Museum crew to the rescue

By Steve Barkkarie, General Manager, Niles Canyon Railway

Reproduced from the Niles Canyon Railway Crew Car newsletter.

Our intrepid tree trimming team of Steve Jones and Linda Stanley went out for a weekend of woodcraft at Vallejo Mills cleaning up an oak tree that split apart. Saturday was spent cutting wood and Sunday was to be for chipping, but that did not work out as planned. On the way to Niles, at Mile Post 30.25 they came across a stranded bovine. The errant cow had taken a tumble off the hill and fetched up against some large rocks 15 feet from the tracks that prevented the poor animal from getting to its feet. It was alive, alert, and laying on its side.

Fortunately, Steve has made a list of the landowners who abut our line and was able to track down the ranch manager to whom the cow belonged. The rancher sized up the condition of the 500-600 pound animal and found it basically sound, but exhausted. However, it was in a place inaccessible to trucks and trailers or horses to deal with the scenario using the traditional methods.  Short of air-lifting the cow using a helicopter, there were no easy solutions to the problem.  The rancher went to round up some cowboys and a trailer.

Steve Jones sprang into action. He got the rancher in touch with the new landowner between our ROW and the highway, reached me at home and with luck the hi-rail CAT backhoe was in Brightside, so I headed for the yard to gather tools and get down the track. With luck, Doug V. was at Brightside when I arrived, and we grabbed a couple of hoisting slings, a pry bar and shovel, Hi-railed the backhoe and high-tailed it to the West.

Upon arrival at the scene, all was as described. Cow was healthy, stuck, and unable to arise. The rancher was there with lots of hands, a truck and trailer near the track, and we had flat cars ready to transport the unintentional trespasser to safety. The ranch hands threaded a couple of nylon soft slings provided by the railroad under the cow, and attached them to the bucket of the backhoe.

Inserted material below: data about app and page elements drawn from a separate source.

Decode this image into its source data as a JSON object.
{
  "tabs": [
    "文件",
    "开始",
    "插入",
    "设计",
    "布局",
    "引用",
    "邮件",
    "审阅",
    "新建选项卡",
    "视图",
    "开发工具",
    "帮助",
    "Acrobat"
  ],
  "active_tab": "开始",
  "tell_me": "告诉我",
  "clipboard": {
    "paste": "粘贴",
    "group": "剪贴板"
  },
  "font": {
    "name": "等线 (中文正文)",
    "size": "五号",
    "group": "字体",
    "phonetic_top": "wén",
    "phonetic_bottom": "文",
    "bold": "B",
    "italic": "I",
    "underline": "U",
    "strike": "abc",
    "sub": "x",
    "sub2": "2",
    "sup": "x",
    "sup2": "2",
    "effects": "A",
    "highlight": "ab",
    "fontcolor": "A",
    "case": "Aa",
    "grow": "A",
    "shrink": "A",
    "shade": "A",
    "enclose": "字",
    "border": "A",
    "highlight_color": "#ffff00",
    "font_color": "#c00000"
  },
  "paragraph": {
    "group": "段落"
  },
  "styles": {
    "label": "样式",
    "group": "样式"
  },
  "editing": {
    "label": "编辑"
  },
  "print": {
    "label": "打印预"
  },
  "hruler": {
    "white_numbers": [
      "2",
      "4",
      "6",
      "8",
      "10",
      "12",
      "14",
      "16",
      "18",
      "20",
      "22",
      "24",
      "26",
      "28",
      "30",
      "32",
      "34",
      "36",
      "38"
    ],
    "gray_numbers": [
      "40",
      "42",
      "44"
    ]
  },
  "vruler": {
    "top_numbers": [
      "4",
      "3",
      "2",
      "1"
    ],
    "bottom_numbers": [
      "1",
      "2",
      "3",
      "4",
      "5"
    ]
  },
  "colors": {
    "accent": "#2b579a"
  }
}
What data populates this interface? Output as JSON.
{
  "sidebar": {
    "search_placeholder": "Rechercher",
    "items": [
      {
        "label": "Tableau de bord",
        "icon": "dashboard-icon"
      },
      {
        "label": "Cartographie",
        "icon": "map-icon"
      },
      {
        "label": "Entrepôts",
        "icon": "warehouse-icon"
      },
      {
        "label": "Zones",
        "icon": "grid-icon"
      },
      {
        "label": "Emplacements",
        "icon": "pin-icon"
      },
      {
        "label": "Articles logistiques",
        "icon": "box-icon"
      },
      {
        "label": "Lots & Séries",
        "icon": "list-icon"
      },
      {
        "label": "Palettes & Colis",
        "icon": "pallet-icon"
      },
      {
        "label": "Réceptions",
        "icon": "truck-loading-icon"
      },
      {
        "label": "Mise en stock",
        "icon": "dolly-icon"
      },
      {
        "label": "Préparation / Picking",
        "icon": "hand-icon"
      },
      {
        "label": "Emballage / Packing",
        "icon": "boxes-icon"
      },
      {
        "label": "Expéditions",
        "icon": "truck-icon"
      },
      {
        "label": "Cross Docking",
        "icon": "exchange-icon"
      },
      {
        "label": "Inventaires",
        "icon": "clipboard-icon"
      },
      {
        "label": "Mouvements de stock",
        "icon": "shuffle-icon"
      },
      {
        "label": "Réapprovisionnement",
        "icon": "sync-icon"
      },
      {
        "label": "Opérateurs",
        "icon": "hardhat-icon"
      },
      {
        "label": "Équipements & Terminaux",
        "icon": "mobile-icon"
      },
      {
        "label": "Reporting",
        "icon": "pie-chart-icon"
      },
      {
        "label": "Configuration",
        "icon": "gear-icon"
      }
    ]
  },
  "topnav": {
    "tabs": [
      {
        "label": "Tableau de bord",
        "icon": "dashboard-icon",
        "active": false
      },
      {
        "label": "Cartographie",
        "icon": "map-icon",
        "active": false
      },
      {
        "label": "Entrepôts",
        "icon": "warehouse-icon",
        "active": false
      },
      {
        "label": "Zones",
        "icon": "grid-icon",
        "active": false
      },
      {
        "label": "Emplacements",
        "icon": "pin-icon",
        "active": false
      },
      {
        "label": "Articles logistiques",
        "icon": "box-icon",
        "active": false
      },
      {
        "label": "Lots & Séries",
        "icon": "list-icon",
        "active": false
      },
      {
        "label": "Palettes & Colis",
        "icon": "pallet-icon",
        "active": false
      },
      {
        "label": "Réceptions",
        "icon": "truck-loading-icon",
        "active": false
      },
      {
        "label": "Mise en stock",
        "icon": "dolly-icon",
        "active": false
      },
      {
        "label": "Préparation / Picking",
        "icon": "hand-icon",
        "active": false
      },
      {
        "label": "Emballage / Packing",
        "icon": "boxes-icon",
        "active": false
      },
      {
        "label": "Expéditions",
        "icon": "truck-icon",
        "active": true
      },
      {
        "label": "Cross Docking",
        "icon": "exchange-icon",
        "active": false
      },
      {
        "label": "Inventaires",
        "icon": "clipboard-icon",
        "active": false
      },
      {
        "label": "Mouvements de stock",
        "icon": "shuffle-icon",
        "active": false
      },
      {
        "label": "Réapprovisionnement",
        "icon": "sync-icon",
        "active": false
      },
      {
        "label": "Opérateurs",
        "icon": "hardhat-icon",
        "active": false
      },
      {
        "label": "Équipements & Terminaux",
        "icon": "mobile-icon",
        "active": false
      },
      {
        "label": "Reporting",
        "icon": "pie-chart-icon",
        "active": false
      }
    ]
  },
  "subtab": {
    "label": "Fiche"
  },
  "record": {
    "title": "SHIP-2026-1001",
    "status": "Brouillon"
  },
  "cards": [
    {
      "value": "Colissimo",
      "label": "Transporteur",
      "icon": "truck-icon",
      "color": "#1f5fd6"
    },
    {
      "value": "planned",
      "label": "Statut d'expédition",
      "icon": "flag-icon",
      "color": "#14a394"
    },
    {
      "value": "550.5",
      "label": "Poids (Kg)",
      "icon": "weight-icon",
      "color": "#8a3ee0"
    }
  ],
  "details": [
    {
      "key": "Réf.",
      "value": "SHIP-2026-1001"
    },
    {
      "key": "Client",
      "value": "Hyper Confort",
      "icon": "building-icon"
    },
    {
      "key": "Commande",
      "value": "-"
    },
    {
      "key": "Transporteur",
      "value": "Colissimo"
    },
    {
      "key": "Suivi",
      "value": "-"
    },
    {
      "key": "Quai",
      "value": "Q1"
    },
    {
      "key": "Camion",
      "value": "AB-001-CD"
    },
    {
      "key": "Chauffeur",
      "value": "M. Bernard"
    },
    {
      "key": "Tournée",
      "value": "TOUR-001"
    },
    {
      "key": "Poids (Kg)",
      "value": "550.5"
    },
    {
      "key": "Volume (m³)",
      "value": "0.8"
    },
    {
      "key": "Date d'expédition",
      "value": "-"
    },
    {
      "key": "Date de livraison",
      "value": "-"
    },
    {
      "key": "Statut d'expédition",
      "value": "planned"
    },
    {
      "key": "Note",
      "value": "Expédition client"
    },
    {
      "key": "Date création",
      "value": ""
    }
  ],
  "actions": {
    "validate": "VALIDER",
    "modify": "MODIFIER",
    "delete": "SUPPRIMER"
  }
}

We gingerly lifted her out of the predicament. She was laid on the flat car and hobbled to keep her calm. Three of the cowboys rode with her on the flat car to the transfer point, and shortly, all were headed for home.

Another successful although unexpected, day on the NCRY.